Work item =>
Within the data below, count the lines that include the word "heading". Provide the number and nothing further.

Excerpted records =>
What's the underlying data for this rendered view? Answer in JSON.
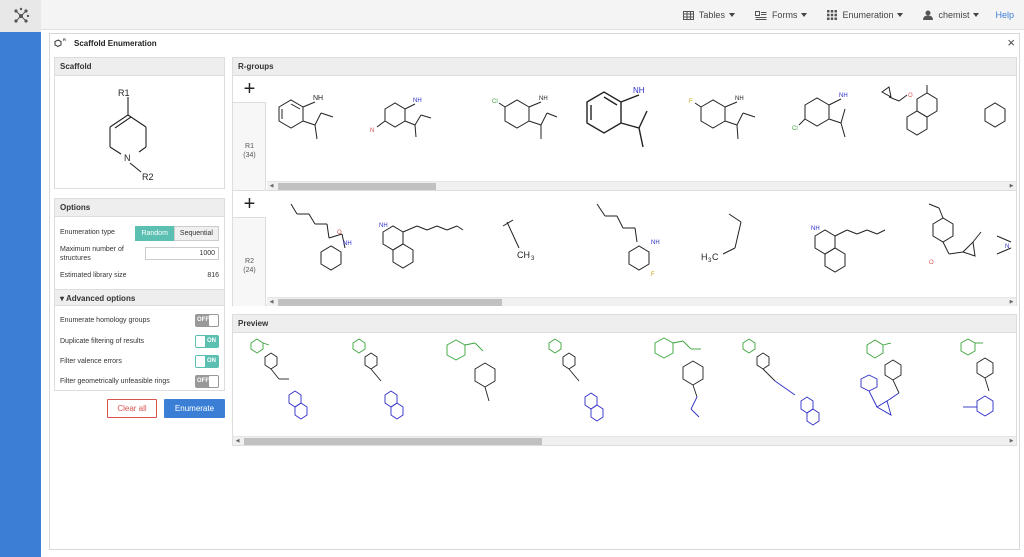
{
  "topbar": {
    "tables_label": "Tables",
    "forms_label": "Forms",
    "enumeration_label": "Enumeration",
    "user_label": "chemist",
    "help_label": "Help"
  },
  "window": {
    "title": "Scaffold Enumeration",
    "close_glyph": "×"
  },
  "scaffold": {
    "heading": "Scaffold",
    "r1": "R1",
    "r2": "R2",
    "n": "N"
  },
  "options": {
    "heading": "Options",
    "enum_type_label": "Enumeration type",
    "random_label": "Random",
    "sequential_label": "Sequential",
    "max_label_line1": "Maximum number of",
    "max_label_line2": "structures",
    "max_value": "1000",
    "est_label": "Estimated library size",
    "est_value": "816"
  },
  "advanced": {
    "heading": "▾ Advanced options",
    "items": [
      {
        "label": "Enumerate homology groups",
        "state": "OFF"
      },
      {
        "label": "Duplicate filtering of results",
        "state": "ON"
      },
      {
        "label": "Filter valence errors",
        "state": "ON"
      },
      {
        "label": "Filter geometrically unfeasible rings",
        "state": "OFF"
      }
    ]
  },
  "buttons": {
    "clear_label": "Clear all",
    "enumerate_label": "Enumerate"
  },
  "rgroups": {
    "heading": "R-groups",
    "plus": "+",
    "rows": [
      {
        "name": "R1",
        "count": "(34)"
      },
      {
        "name": "R2",
        "count": "(24)"
      }
    ],
    "atom_labels": {
      "nh": "NH",
      "ch3": "CH",
      "sub3": "3",
      "cl": "Cl",
      "f": "F",
      "o": "O",
      "n": "N",
      "h3c": "H",
      "h3c_sub": "3",
      "h3c_c": "C"
    }
  },
  "preview": {
    "heading": "Preview"
  },
  "colors": {
    "accent": "#3a7fd5",
    "teal": "#5bc0b2",
    "green": "#3aa33a",
    "blue": "#2d2dc8",
    "red": "#d9534f"
  }
}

Result =>
5